many supporters it was confident of mobilising. “Crowdfunder UK got in touch as they could see we were gathering a large base of online support and thought this could be a great project to showcase this unique form of fundraising,” says the Wave founder, Nick Hounsfield. “We saw the crowdfunder campaign as a great way to deliver some core aspirations, such as setting up a charitable trust and delivering more renewable technology and design into our development.” A mix of rewards including bespoke


t-shirts, surf lessons and preview parties were offered and they hit their £150,000 target about halfway through the campaign, ending up with a whopping £224,000. “Building a big audience to talk to

was critical in the success. I would suggest anyone wanting to attempt this fundraising needs a huge critical mass of people to talk to. Social media overload!” says Hounsfield. A PR company was also engaged

to keep up the fundraising exposure, which led to features in national papers and radio interviews. “It totally absorbs your life for at least a month (the length of the campaign) and lots of admin afterwards. However, the sense of support and achievement is overwhelming. It’s also allowed us to go back to our investors with confidence of public support for the project,” says Hounsfield. “If the organisation or project is inspiring enough, crowdfunding could work. The bigger and more exciting the vision, the bigger the opportunity.”


rban surf reef, The Wave, in Bristol, decided to take the crowdfunding route as it had

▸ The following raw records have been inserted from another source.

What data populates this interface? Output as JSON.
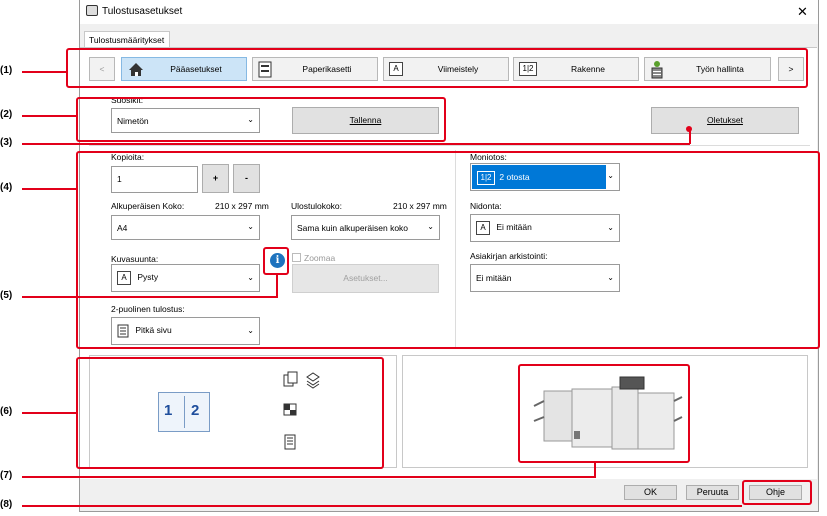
{
  "window": {
    "title": "Tulostusasetukset",
    "close": "✕"
  },
  "tab": "Tulostusmääritykset",
  "nav": {
    "prev": "<",
    "next": ">",
    "items": [
      {
        "label": "Pääasetukset",
        "icon": "home-icon"
      },
      {
        "label": "Paperikasetti",
        "icon": "paper-tray-icon"
      },
      {
        "label": "Viimeistely",
        "icon": "finishing-icon",
        "glyph": "A"
      },
      {
        "label": "Rakenne",
        "icon": "layout-icon",
        "glyph": "1|2"
      },
      {
        "label": "Työn hallinta",
        "icon": "job-management-icon"
      }
    ]
  },
  "favorites": {
    "label": "Suosikit:",
    "value": "Nimetön",
    "save": "Tallenna",
    "defaults": "Oletukset"
  },
  "copies": {
    "label": "Kopioita:",
    "value": "1",
    "plus": "+",
    "minus": "-"
  },
  "original_size": {
    "label": "Alkuperäisen Koko:",
    "dims": "210 x 297 mm",
    "value": "A4"
  },
  "output_size": {
    "label": "Ulostulokoko:",
    "dims": "210 x 297 mm",
    "value": "Sama kuin alkuperäisen koko"
  },
  "orientation": {
    "label": "Kuvasuunta:",
    "value": "Pysty",
    "glyph": "A"
  },
  "zoom": {
    "label": "Zoomaa",
    "settings": "Asetukset..."
  },
  "duplex": {
    "label": "2-puolinen tulostus:",
    "value": "Pitkä sivu"
  },
  "n_up": {
    "label": "Moniotos:",
    "value": "2 otosta",
    "glyph": "1|2"
  },
  "binding": {
    "label": "Nidonta:",
    "value": "Ei mitään",
    "glyph": "A"
  },
  "archiving": {
    "label": "Asiakirjan arkistointi:",
    "value": "Ei mitään"
  },
  "preview": {
    "page1": "1",
    "page2": "2"
  },
  "footer": {
    "ok": "OK",
    "cancel": "Peruuta",
    "help": "Ohje"
  },
  "callouts": [
    "(1)",
    "(2)",
    "(3)",
    "(4)",
    "(5)",
    "(6)",
    "(7)",
    "(8)"
  ],
  "colors": {
    "accent": "#0078d7",
    "callout": "#e2001a",
    "selected_nav": "#cce4f7"
  }
}
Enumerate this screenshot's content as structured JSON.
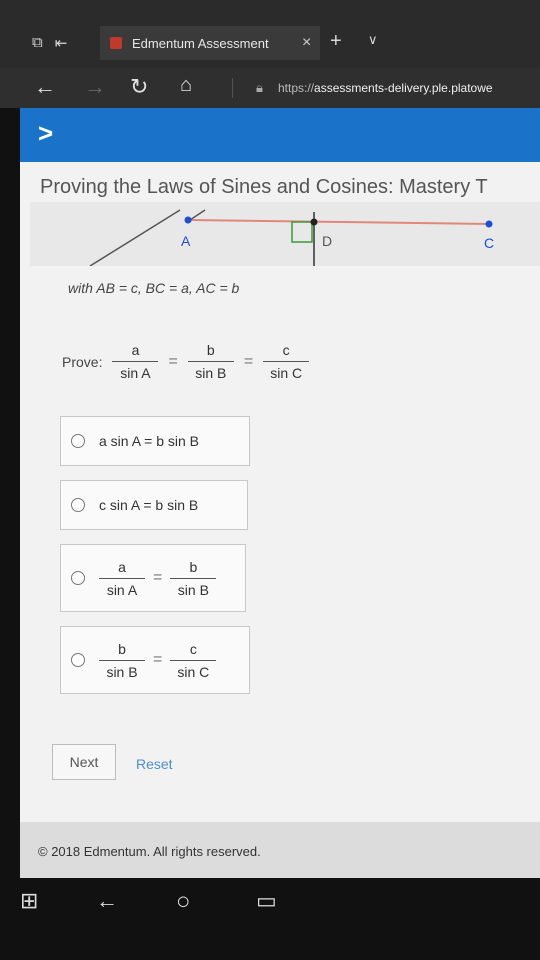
{
  "browser": {
    "tab_title": "Edmentum Assessment",
    "tab_close": "×",
    "new_tab": "+",
    "tab_menu": "∨",
    "url_scheme": "https://",
    "url_host": "assessments-delivery.ple.platowe"
  },
  "page": {
    "title": "Proving the Laws of Sines and Cosines: Mastery T",
    "diagram": {
      "labels": [
        "A",
        "D",
        "C"
      ]
    },
    "given": "with AB = c, BC = a, AC = b",
    "prove_label": "Prove:",
    "prove_fracs": [
      {
        "num": "a",
        "den": "sin A"
      },
      {
        "num": "b",
        "den": "sin B"
      },
      {
        "num": "c",
        "den": "sin C"
      }
    ],
    "equals": "=",
    "options": [
      {
        "text": "a sin A = b sin B"
      },
      {
        "text": "c sin A = b sin B"
      },
      {
        "left": {
          "num": "a",
          "den": "sin A"
        },
        "right": {
          "num": "b",
          "den": "sin B"
        }
      },
      {
        "left": {
          "num": "b",
          "den": "sin B"
        },
        "right": {
          "num": "c",
          "den": "sin C"
        }
      }
    ],
    "next_label": "Next",
    "reset_label": "Reset",
    "copyright": "© 2018 Edmentum. All rights reserved."
  },
  "colors": {
    "header_blue": "#1a73c9",
    "point_blue": "#1a4fd6",
    "line_red": "#e0877a"
  }
}
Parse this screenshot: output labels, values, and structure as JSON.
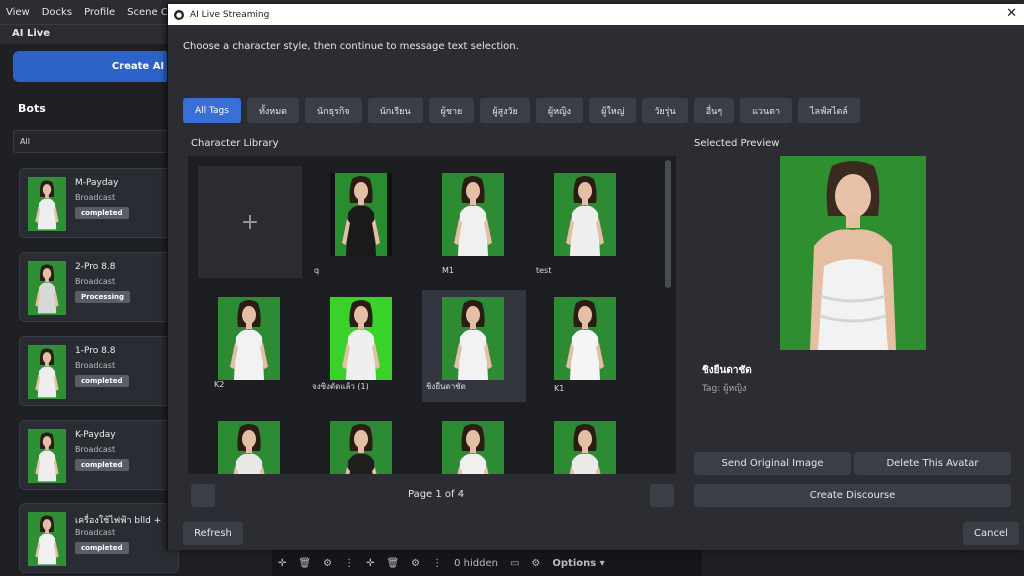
{
  "menu": [
    "View",
    "Docks",
    "Profile",
    "Scene Colle"
  ],
  "dock_title": "AI Live",
  "create_ai_label": "Create AI",
  "bots_title": "Bots",
  "filter_value": "All",
  "bots": [
    {
      "name": "M-Payday",
      "type": "Broadcast",
      "status": "completed"
    },
    {
      "name": "2-Pro 8.8",
      "type": "Broadcast",
      "status": "Processing"
    },
    {
      "name": "1-Pro 8.8",
      "type": "Broadcast",
      "status": "completed"
    },
    {
      "name": "K-Payday",
      "type": "Broadcast",
      "status": "completed"
    },
    {
      "name": "เครื่องใช้ไฟฟ้า blld +",
      "type": "Broadcast",
      "status": "completed"
    }
  ],
  "bottom_toolbar": {
    "hidden_label": "0 hidden",
    "options_label": "Options ▾"
  },
  "dialog": {
    "title": "AI Live Streaming",
    "instruction": "Choose a character style, then continue to message text selection.",
    "tags": [
      "All Tags",
      "ทั้งหมด",
      "นักธุรกิจ",
      "นักเรียน",
      "ผู้ชาย",
      "ผู้สูงวัย",
      "ผู้หญิง",
      "ผู้ใหญ่",
      "วัยรุ่น",
      "อื่นๆ",
      "แวนตา",
      "ไลฟ์สไตล์"
    ],
    "active_tag": 0,
    "library_label": "Character Library",
    "preview_label": "Selected Preview",
    "tiles": [
      {
        "label": "",
        "add": true
      },
      {
        "label": "q"
      },
      {
        "label": "M1"
      },
      {
        "label": "test"
      },
      {
        "label": "K2"
      },
      {
        "label": "จงซิงตัดแล้ว (1)"
      },
      {
        "label": "ชิงยืนดาชัด",
        "selected": true
      },
      {
        "label": "K1"
      },
      {
        "label": ""
      },
      {
        "label": ""
      },
      {
        "label": ""
      },
      {
        "label": ""
      }
    ],
    "add_symbol": "+",
    "page_text": "Page 1 of 4",
    "preview_name": "ชิงยืนดาชัด",
    "preview_tag": "Tag: ผู้หญิง",
    "send_original_label": "Send Original Image",
    "delete_avatar_label": "Delete This Avatar",
    "create_discourse_label": "Create Discourse",
    "refresh_label": "Refresh",
    "cancel_label": "Cancel",
    "close_symbol": "✕"
  },
  "colors": {
    "accent": "#3a6fd8",
    "create_button": "#2d63c8",
    "green_screen": "#2d8b33",
    "dialog_bg": "#2b2d33"
  }
}
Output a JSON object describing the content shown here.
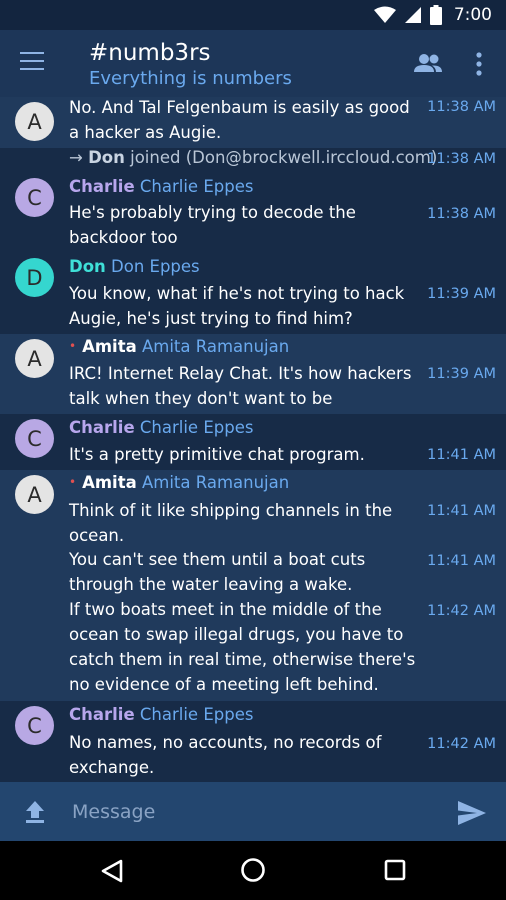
{
  "status": {
    "time": "7:00"
  },
  "toolbar": {
    "title": "#numb3rs",
    "subtitle": "Everything is numbers"
  },
  "icons": {
    "menu": "hamburger-menu-icon",
    "members": "people-icon",
    "overflow": "more-vert-icon",
    "upload": "upload-icon",
    "send": "send-icon",
    "wifi": "wifi-icon",
    "signal": "cellular-signal-icon",
    "battery": "battery-icon",
    "back": "back-triangle-icon",
    "home": "home-circle-icon",
    "recents": "recents-square-icon"
  },
  "colors": {
    "background": "#1a2d4a",
    "toolbar": "#1d3658",
    "accent": "#6aa9ee",
    "nick_purple": "#b7a6ec",
    "nick_teal": "#3fe0d8",
    "op_dot": "#e05050"
  },
  "messages": {
    "m1": {
      "avatar": "A",
      "lines": "No. And Tal Felgenbaum is easily as good a hacker as Augie.",
      "time": "11:38 AM"
    },
    "join": {
      "arrow": "→",
      "nick": "Don",
      "text": "joined (Don@brockwell.irccloud.com)",
      "time": "11:38 AM"
    },
    "m2": {
      "avatar": "C",
      "nick": "Charlie",
      "realname": "Charlie Eppes",
      "text": "He's probably trying to decode the backdoor too",
      "time": "11:38 AM"
    },
    "m3": {
      "avatar": "D",
      "nick": "Don",
      "realname": "Don Eppes",
      "text": "You know, what if he's not trying to hack Augie, he's just trying to find him?",
      "time": "11:39 AM"
    },
    "m4": {
      "avatar": "A",
      "nick": "Amita",
      "realname": "Amita Ramanujan",
      "dot": "•",
      "text": "IRC! Internet Relay Chat. It's how hackers talk when they don't want to be overheard.",
      "time": "11:39 AM"
    },
    "m5": {
      "avatar": "C",
      "nick": "Charlie",
      "realname": "Charlie Eppes",
      "text": "It's a pretty primitive chat program.",
      "time": "11:41 AM"
    },
    "m6": {
      "avatar": "A",
      "nick": "Amita",
      "realname": "Amita Ramanujan",
      "dot": "•",
      "text1": "Think of it like shipping channels in the ocean.",
      "time1": "11:41 AM",
      "text2": "You can't see them until a boat cuts through the water leaving a wake.",
      "time2": "11:41 AM",
      "text3": "If two boats meet in the middle of the ocean to swap illegal drugs, you have to catch them in real time, otherwise there's no evidence of a meeting left behind.",
      "time3": "11:42 AM"
    },
    "m7": {
      "avatar": "C",
      "nick": "Charlie",
      "realname": "Charlie Eppes",
      "text": "No names, no accounts, no records of exchange.",
      "time": "11:42 AM"
    }
  },
  "composer": {
    "placeholder": "Message"
  }
}
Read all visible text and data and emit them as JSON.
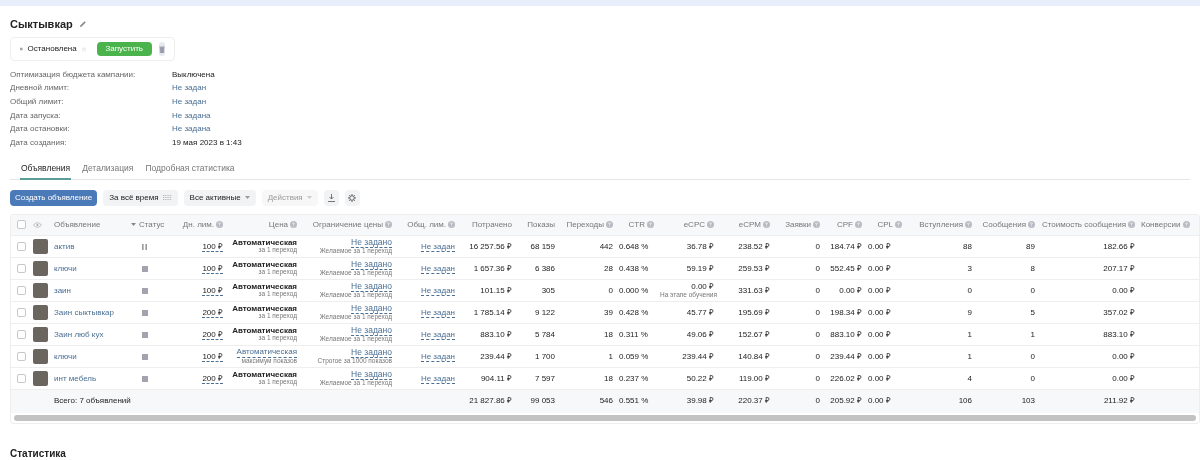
{
  "campaign": {
    "title": "Сыктывкар",
    "running": false,
    "status_label": "Остановлена",
    "start_button": "Запустить"
  },
  "info": [
    {
      "label": "Оптимизация бюджета кампании:",
      "value": "Выключена",
      "kind": "text"
    },
    {
      "label": "Дневной лимит:",
      "value": "Не задан",
      "kind": "link"
    },
    {
      "label": "Общий лимит:",
      "value": "Не задан",
      "kind": "link"
    },
    {
      "label": "Дата запуска:",
      "value": "Не задана",
      "kind": "link"
    },
    {
      "label": "Дата остановки:",
      "value": "Не задана",
      "kind": "link"
    },
    {
      "label": "Дата создания:",
      "value": "19 мая 2023 в 1:43",
      "kind": "text"
    }
  ],
  "tabs": [
    {
      "label": "Объявления",
      "selected": true
    },
    {
      "label": "Детализация",
      "selected": false
    },
    {
      "label": "Подробная статистика",
      "selected": false
    }
  ],
  "toolbar": {
    "create_button": "Создать объявление",
    "period": "За всё время",
    "filter": "Все активные",
    "actions": "Действия",
    "actions_disabled": true
  },
  "table": {
    "select_all_checked": false,
    "columns": [
      {
        "label": "Объявление",
        "help": false,
        "sorted": false
      },
      {
        "label": "Статус",
        "help": false,
        "sorted": true
      },
      {
        "label": "Дн. лим.",
        "help": true,
        "sorted": false
      },
      {
        "label": "Цена",
        "help": true,
        "sorted": false
      },
      {
        "label": "Ограничение цены",
        "help": true,
        "sorted": false
      },
      {
        "label": "Общ. лим.",
        "help": true,
        "sorted": false
      },
      {
        "label": "Потрачено",
        "help": false,
        "sorted": false
      },
      {
        "label": "Показы",
        "help": false,
        "sorted": false
      },
      {
        "label": "Переходы",
        "help": true,
        "sorted": false
      },
      {
        "label": "CTR",
        "help": true,
        "sorted": false
      },
      {
        "label": "eCPC",
        "help": true,
        "sorted": false
      },
      {
        "label": "eCPM",
        "help": true,
        "sorted": false
      },
      {
        "label": "Заявки",
        "help": true,
        "sorted": false
      },
      {
        "label": "CPF",
        "help": true,
        "sorted": false
      },
      {
        "label": "CPL",
        "help": true,
        "sorted": false
      },
      {
        "label": "Вступления",
        "help": true,
        "sorted": false
      },
      {
        "label": "Сообщения",
        "help": true,
        "sorted": false
      },
      {
        "label": "Стоимость сообщения",
        "help": true,
        "sorted": false
      },
      {
        "label": "Конверсии",
        "help": true,
        "sorted": false
      }
    ],
    "rows": [
      {
        "checked": false,
        "name": "актив",
        "paused": true,
        "daily_limit": "100 ₽",
        "price": "Автоматическая",
        "price_note": "за 1 переход",
        "price_strategy": false,
        "price_limit": "Не задано",
        "price_limit_note": "Желаемое за 1 переход",
        "total_limit": "Не задан",
        "spent": "16 257.56 ₽",
        "shows": "68 159",
        "clicks": "442",
        "ctr": "0.648 %",
        "ecpc": "36.78 ₽",
        "ecpm": "238.52 ₽",
        "leads": "0",
        "cpf": "184.74 ₽",
        "cpl": "0.00 ₽",
        "joins": "88",
        "messages": "89",
        "message_cost": "182.66 ₽"
      },
      {
        "checked": false,
        "name": "ключи",
        "paused": false,
        "daily_limit": "100 ₽",
        "price": "Автоматическая",
        "price_note": "за 1 переход",
        "price_strategy": false,
        "price_limit": "Не задано",
        "price_limit_note": "Желаемое за 1 переход",
        "total_limit": "Не задан",
        "spent": "1 657.36 ₽",
        "shows": "6 386",
        "clicks": "28",
        "ctr": "0.438 %",
        "ecpc": "59.19 ₽",
        "ecpm": "259.53 ₽",
        "leads": "0",
        "cpf": "552.45 ₽",
        "cpl": "0.00 ₽",
        "joins": "3",
        "messages": "8",
        "message_cost": "207.17 ₽"
      },
      {
        "checked": false,
        "name": "заин",
        "paused": false,
        "daily_limit": "100 ₽",
        "price": "Автоматическая",
        "price_note": "за 1 переход",
        "price_strategy": false,
        "price_limit": "Не задано",
        "price_limit_note": "Желаемое за 1 переход",
        "total_limit": "Не задан",
        "spent": "101.15 ₽",
        "shows": "305",
        "clicks": "0",
        "ctr": "0.000 %",
        "ecpc": "0.00 ₽",
        "ecpc_note": "На этапе обучения",
        "ecpm": "331.63 ₽",
        "leads": "0",
        "cpf": "0.00 ₽",
        "cpl": "0.00 ₽",
        "joins": "0",
        "messages": "0",
        "message_cost": "0.00 ₽"
      },
      {
        "checked": false,
        "name": "Заин сыктывкар",
        "paused": false,
        "daily_limit": "200 ₽",
        "price": "Автоматическая",
        "price_note": "за 1 переход",
        "price_strategy": false,
        "price_limit": "Не задано",
        "price_limit_note": "Желаемое за 1 переход",
        "total_limit": "Не задан",
        "spent": "1 785.14 ₽",
        "shows": "9 122",
        "clicks": "39",
        "ctr": "0.428 %",
        "ecpc": "45.77 ₽",
        "ecpm": "195.69 ₽",
        "leads": "0",
        "cpf": "198.34 ₽",
        "cpl": "0.00 ₽",
        "joins": "9",
        "messages": "5",
        "message_cost": "357.02 ₽"
      },
      {
        "checked": false,
        "name": "Заин люб кух",
        "paused": false,
        "daily_limit": "200 ₽",
        "price": "Автоматическая",
        "price_note": "за 1 переход",
        "price_strategy": false,
        "price_limit": "Не задано",
        "price_limit_note": "Желаемое за 1 переход",
        "total_limit": "Не задан",
        "spent": "883.10 ₽",
        "shows": "5 784",
        "clicks": "18",
        "ctr": "0.311 %",
        "ecpc": "49.06 ₽",
        "ecpm": "152.67 ₽",
        "leads": "0",
        "cpf": "883.10 ₽",
        "cpl": "0.00 ₽",
        "joins": "1",
        "messages": "1",
        "message_cost": "883.10 ₽"
      },
      {
        "checked": false,
        "name": "ключи",
        "paused": false,
        "daily_limit": "100 ₽",
        "price": "Автоматическая",
        "price_note": "максимум показов",
        "price_strategy": true,
        "price_limit": "Не задано",
        "price_limit_note": "Строгое за 1000 показов",
        "total_limit": "Не задан",
        "spent": "239.44 ₽",
        "shows": "1 700",
        "clicks": "1",
        "ctr": "0.059 %",
        "ecpc": "239.44 ₽",
        "ecpm": "140.84 ₽",
        "leads": "0",
        "cpf": "239.44 ₽",
        "cpl": "0.00 ₽",
        "joins": "1",
        "messages": "0",
        "message_cost": "0.00 ₽"
      },
      {
        "checked": false,
        "name": "инт мебель",
        "paused": false,
        "daily_limit": "200 ₽",
        "price": "Автоматическая",
        "price_note": "за 1 переход",
        "price_strategy": false,
        "price_limit": "Не задано",
        "price_limit_note": "Желаемое за 1 переход",
        "total_limit": "Не задан",
        "spent": "904.11 ₽",
        "shows": "7 597",
        "clicks": "18",
        "ctr": "0.237 %",
        "ecpc": "50.22 ₽",
        "ecpm": "119.00 ₽",
        "leads": "0",
        "cpf": "226.02 ₽",
        "cpl": "0.00 ₽",
        "joins": "4",
        "messages": "0",
        "message_cost": "0.00 ₽"
      }
    ],
    "total": {
      "label": "Всего: 7 объявлений",
      "spent": "21 827.86 ₽",
      "shows": "99 053",
      "clicks": "546",
      "ctr": "0.551 %",
      "ecpc": "39.98 ₽",
      "ecpm": "220.37 ₽",
      "leads": "0",
      "cpf": "205.92 ₽",
      "cpl": "0.00 ₽",
      "joins": "106",
      "messages": "103",
      "message_cost": "211.92 ₽"
    }
  },
  "statistics_title": "Статистика"
}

Page 1  |  Page 2  |  Page 3  |  Page 4  |  Page 5  |  Page 6  |  Page 7  |  Page 8  |  Page 9  |  Page 10  |  Page 11  |  Page 12  |  Page 13  |  Page 14  |  Page 15  |  Page 16  |  Page 17  |  Page 18  |  Page 19  |  Page 20  |  Page 21  |  Page 22  |  Page 23  |  Page 24  |  Page 25  |  Page 26  |  Page 27  |  Page 28  |  Page 29  |  Page 30  |  Page 31  |  Page 32  |  Page 33  |  Page 34  |  Page 35  |  Page 36  |  Page 37  |  Page 38  |  Page 39  |  Page 40  |  Page 41  |  Page 42  |  Page 43  |  Page 44  |  Page 45  |  Page 46  |  Page 47  |  Page 48  |  Page 49  |  Page 50  |  Page 51  |  Page 52  |  Page 53  |  Page 54  |  Page 55  |  Page 56  |  Page 57  |  Page 58  |  Page 59  |  Page 60  |  Page 61  |  Page 62  |  Page 63  |  Page 64  |  Page 65  |  Page 66  |  Page 67  |  Page 68  |  Page 69  |  Page 70  |  Page 71  |  Page 72  |  Page 73  |  Page 74  |  Page 75  |  Page 76  |  Page 77  |  Page 78  |  Page 79  |  Page 80  |  Page 81  |  Page 82  |  Page 83  |  Page 84  |  Page 85  |  Page 86  |  Page 87  |  Page 88  |  Page 89  |  Page 90  |  Page 91  |  Page 92